### Task goal:
All of the records below are to be given again word for word, with the pictures removed.
-- Task material follows --
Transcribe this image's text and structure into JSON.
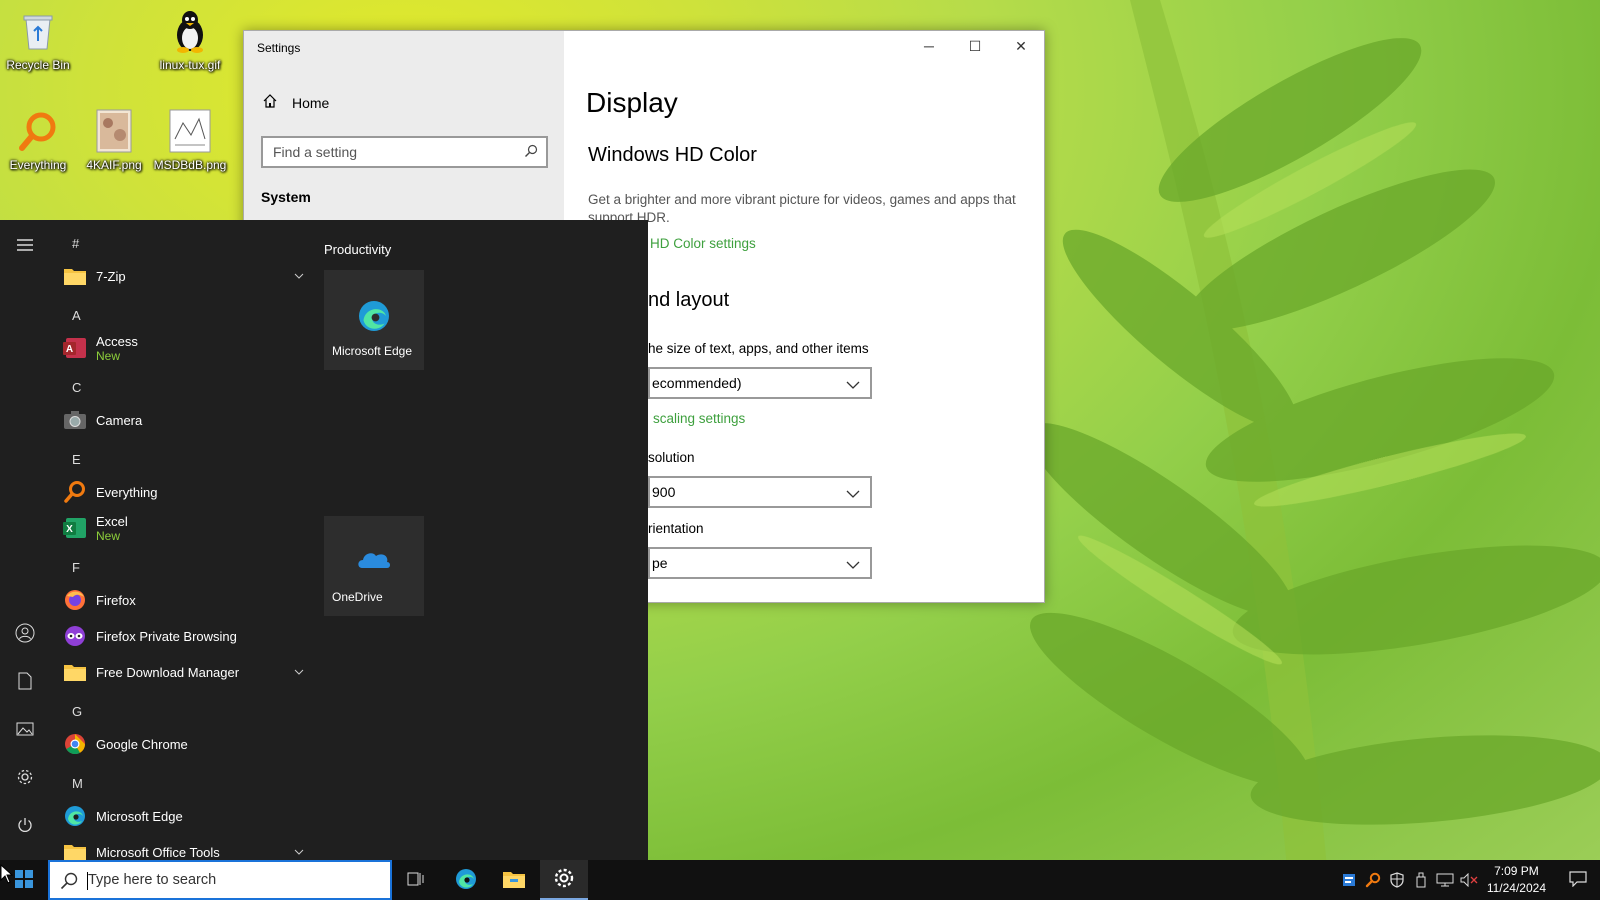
{
  "desktop": {
    "icons": [
      {
        "label": "Recycle Bin",
        "icon": "recycle-bin-icon"
      },
      {
        "label": "linux-tux.gif",
        "icon": "tux-icon"
      },
      {
        "label": "Everything",
        "icon": "everything-search-icon"
      },
      {
        "label": "4KAIF.png",
        "icon": "image-file-icon"
      },
      {
        "label": "MSDBdB.png",
        "icon": "image-file-icon"
      }
    ]
  },
  "settings": {
    "window_title": "Settings",
    "home_label": "Home",
    "search_placeholder": "Find a setting",
    "section_label": "System",
    "page_title": "Display",
    "hd_title": "Windows HD Color",
    "hd_desc": "Get a brighter and more vibrant picture for videos, games and apps that support HDR.",
    "hd_link": "HD Color settings",
    "layout_title": "nd layout",
    "scale_label": "he size of text, apps, and other items",
    "scale_value": "ecommended)",
    "scaling_link": "scaling settings",
    "resolution_label": "solution",
    "resolution_value": "900",
    "orientation_label": "rientation",
    "orientation_value": "pe"
  },
  "start_menu": {
    "letters": [
      "#",
      "A",
      "C",
      "E",
      "F",
      "G",
      "M"
    ],
    "apps": [
      {
        "name": "7-Zip",
        "sub": "",
        "icon": "folder-icon"
      },
      {
        "name": "Access",
        "sub": "New",
        "icon": "access-icon"
      },
      {
        "name": "Camera",
        "sub": "",
        "icon": "camera-icon"
      },
      {
        "name": "Everything",
        "sub": "",
        "icon": "everything-search-icon"
      },
      {
        "name": "Excel",
        "sub": "New",
        "icon": "excel-icon"
      },
      {
        "name": "Firefox",
        "sub": "",
        "icon": "firefox-icon"
      },
      {
        "name": "Firefox Private Browsing",
        "sub": "",
        "icon": "firefox-private-icon"
      },
      {
        "name": "Free Download Manager",
        "sub": "",
        "icon": "folder-icon"
      },
      {
        "name": "Google Chrome",
        "sub": "",
        "icon": "chrome-icon"
      },
      {
        "name": "Microsoft Edge",
        "sub": "",
        "icon": "edge-icon"
      },
      {
        "name": "Microsoft Office Tools",
        "sub": "",
        "icon": "folder-icon"
      }
    ],
    "tiles_group": "Productivity",
    "tiles": [
      {
        "name": "Microsoft Edge",
        "icon": "edge-icon"
      },
      {
        "name": "OneDrive",
        "icon": "onedrive-icon"
      }
    ]
  },
  "taskbar": {
    "search_placeholder": "Type here to search",
    "time": "7:09 PM",
    "date": "11/24/2024"
  },
  "colors": {
    "accent_link": "#3ea03e",
    "new_badge": "#8dce3a",
    "start_bg": "#1f1f1f",
    "taskbar_bg": "#111111"
  }
}
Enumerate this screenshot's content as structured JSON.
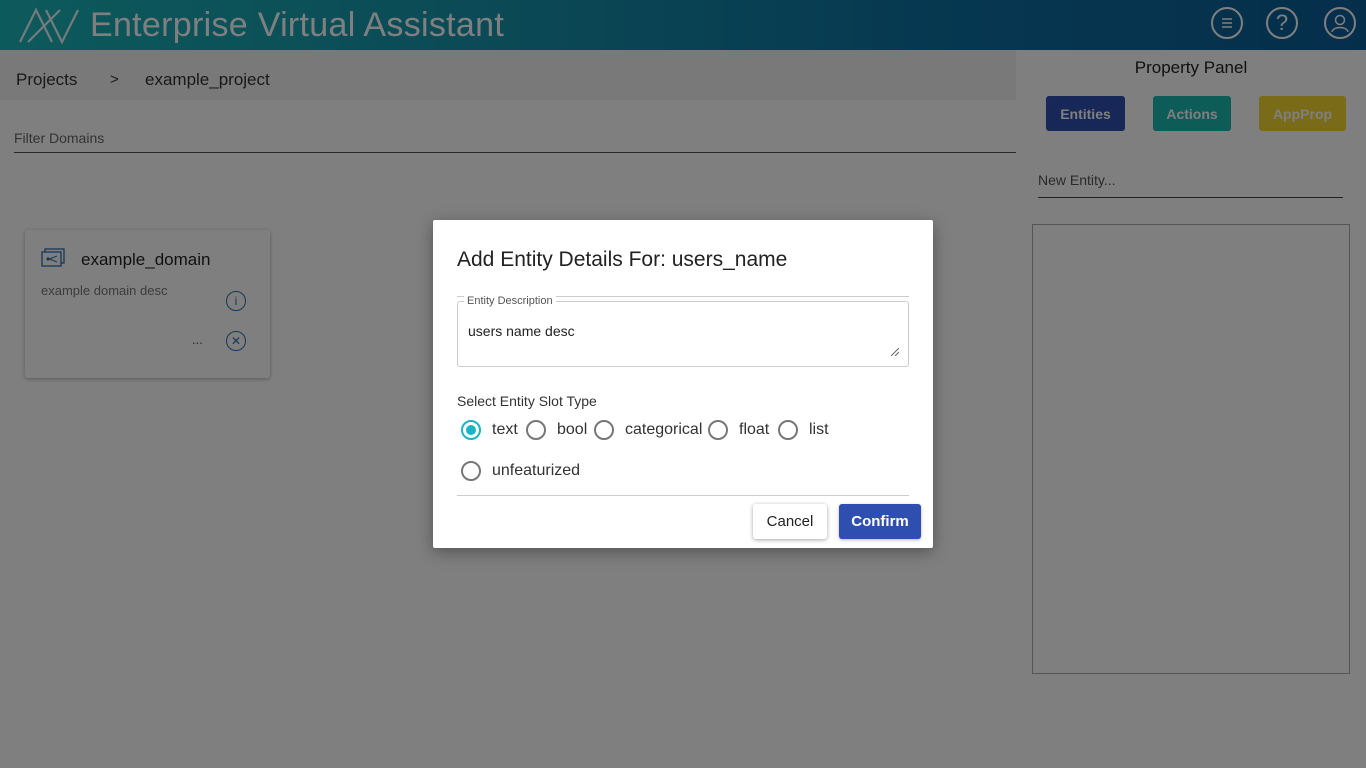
{
  "header": {
    "app_title": "Enterprise Virtual Assistant",
    "icons": [
      "menu-icon",
      "help-icon",
      "user-icon"
    ],
    "colors": {
      "gradient_start": "#1ab4b8",
      "gradient_end": "#0b5d97"
    }
  },
  "breadcrumb": {
    "projects": "Projects",
    "separator": ">",
    "project": "example_project"
  },
  "filter": {
    "placeholder": "Filter Domains"
  },
  "domains": [
    {
      "name": "example_domain",
      "description": "example domain desc",
      "more": "..."
    }
  ],
  "panel": {
    "title": "Property Panel",
    "tabs": [
      "Entities",
      "Actions",
      "AppProp"
    ],
    "tab_colors": [
      "#2f4fb0",
      "#1cb8b0",
      "#f2d730"
    ],
    "new_entity_placeholder": "New Entity..."
  },
  "dialog": {
    "title": "Add Entity Details For: users_name",
    "description_label": "Entity Description",
    "description_value": "users name desc",
    "slot_type_label": "Select Entity Slot Type",
    "slot_options": [
      "text",
      "bool",
      "categorical",
      "float",
      "list",
      "unfeaturized"
    ],
    "selected_slot": "text",
    "cancel_label": "Cancel",
    "confirm_label": "Confirm",
    "accent_color": "#1bb4c4"
  }
}
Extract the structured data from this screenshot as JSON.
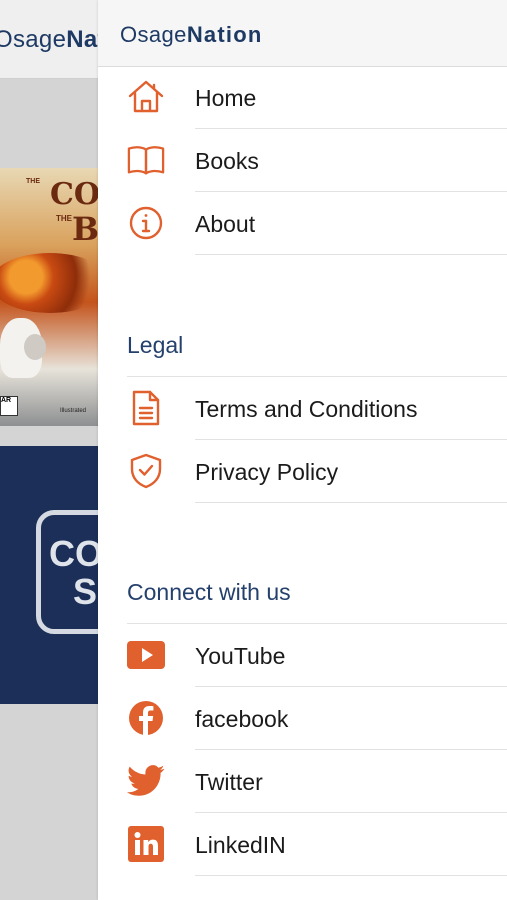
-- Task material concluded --
### Solution for this problem:
Transcribe this image's text and structure into JSON.
{
  "desktop": {
    "icons": [
      {
        "label": "Recycle Bin",
        "icon": "recycle-bin-icon"
      },
      {
        "label": "linux-tux.gif",
        "icon": "tux-icon"
      },
      {
        "label": "Everything",
        "icon": "everything-search-icon"
      },
      {
        "label": "4KAIF.png",
        "icon": "image-file-icon"
      },
      {
        "label": "MSDBdB.png",
        "icon": "image-file-icon"
      }
    ]
  },
  "settings": {
    "window_title": "Settings",
    "home_label": "Home",
    "search_placeholder": "Find a setting",
    "section_label": "System",
    "page_title": "Display",
    "hd_title": "Windows HD Color",
    "hd_desc": "Get a brighter and more vibrant picture for videos, games and apps that support HDR.",
    "hd_link": "HD Color settings",
    "layout_title": "nd layout",
    "scale_label": "he size of text, apps, and other items",
    "scale_value": "ecommended)",
    "scaling_link": "scaling settings",
    "resolution_label": "solution",
    "resolution_value": "900",
    "orientation_label": "rientation",
    "orientation_value": "pe"
  },
  "start_menu": {
    "letters": [
      "#",
      "A",
      "C",
      "E",
      "F",
      "G",
      "M"
    ],
    "apps": [
      {
        "name": "7-Zip",
        "sub": "",
        "icon": "folder-icon"
      },
      {
        "name": "Access",
        "sub": "New",
        "icon": "access-icon"
      },
      {
        "name": "Camera",
        "sub": "",
        "icon": "camera-icon"
      },
      {
        "name": "Everything",
        "sub": "",
        "icon": "everything-search-icon"
      },
      {
        "name": "Excel",
        "sub": "New",
        "icon": "excel-icon"
      },
      {
        "name": "Firefox",
        "sub": "",
        "icon": "firefox-icon"
      },
      {
        "name": "Firefox Private Browsing",
        "sub": "",
        "icon": "firefox-private-icon"
      },
      {
        "name": "Free Download Manager",
        "sub": "",
        "icon": "folder-icon"
      },
      {
        "name": "Google Chrome",
        "sub": "",
        "icon": "chrome-icon"
      },
      {
        "name": "Microsoft Edge",
        "sub": "",
        "icon": "edge-icon"
      },
      {
        "name": "Microsoft Office Tools",
        "sub": "",
        "icon": "folder-icon"
      }
    ],
    "tiles_group": "Productivity",
    "tiles": [
      {
        "name": "Microsoft Edge",
        "icon": "edge-icon"
      },
      {
        "name": "OneDrive",
        "icon": "onedrive-icon"
      }
    ]
  },
  "taskbar": {
    "search_placeholder": "Type here to search",
    "time": "7:09 PM",
    "date": "11/24/2024"
  },
  "colors": {
    "accent_link": "#3ea03e",
    "new_badge": "#8dce3a",
    "start_bg": "#1f1f1f",
    "taskbar_bg": "#111111"
  }
}
Enumerate this screenshot's content as structured JSON.
{
  "header": {
    "app_title": "Enterprise Virtual Assistant",
    "icons": [
      "menu-icon",
      "help-icon",
      "user-icon"
    ],
    "colors": {
      "gradient_start": "#1ab4b8",
      "gradient_end": "#0b5d97"
    }
  },
  "breadcrumb": {
    "projects": "Projects",
    "separator": ">",
    "project": "example_project"
  },
  "filter": {
    "placeholder": "Filter Domains"
  },
  "domains": [
    {
      "name": "example_domain",
      "description": "example domain desc",
      "more": "..."
    }
  ],
  "panel": {
    "title": "Property Panel",
    "tabs": [
      "Entities",
      "Actions",
      "AppProp"
    ],
    "tab_colors": [
      "#2f4fb0",
      "#1cb8b0",
      "#f2d730"
    ],
    "new_entity_placeholder": "New Entity..."
  },
  "dialog": {
    "title": "Add Entity Details For: users_name",
    "description_label": "Entity Description",
    "description_value": "users name desc",
    "slot_type_label": "Select Entity Slot Type",
    "slot_options": [
      "text",
      "bool",
      "categorical",
      "float",
      "list",
      "unfeaturized"
    ],
    "selected_slot": "text",
    "cancel_label": "Cancel",
    "confirm_label": "Confirm",
    "accent_color": "#1bb4c4"
  }
}
Extract the structured data from this screenshot as JSON.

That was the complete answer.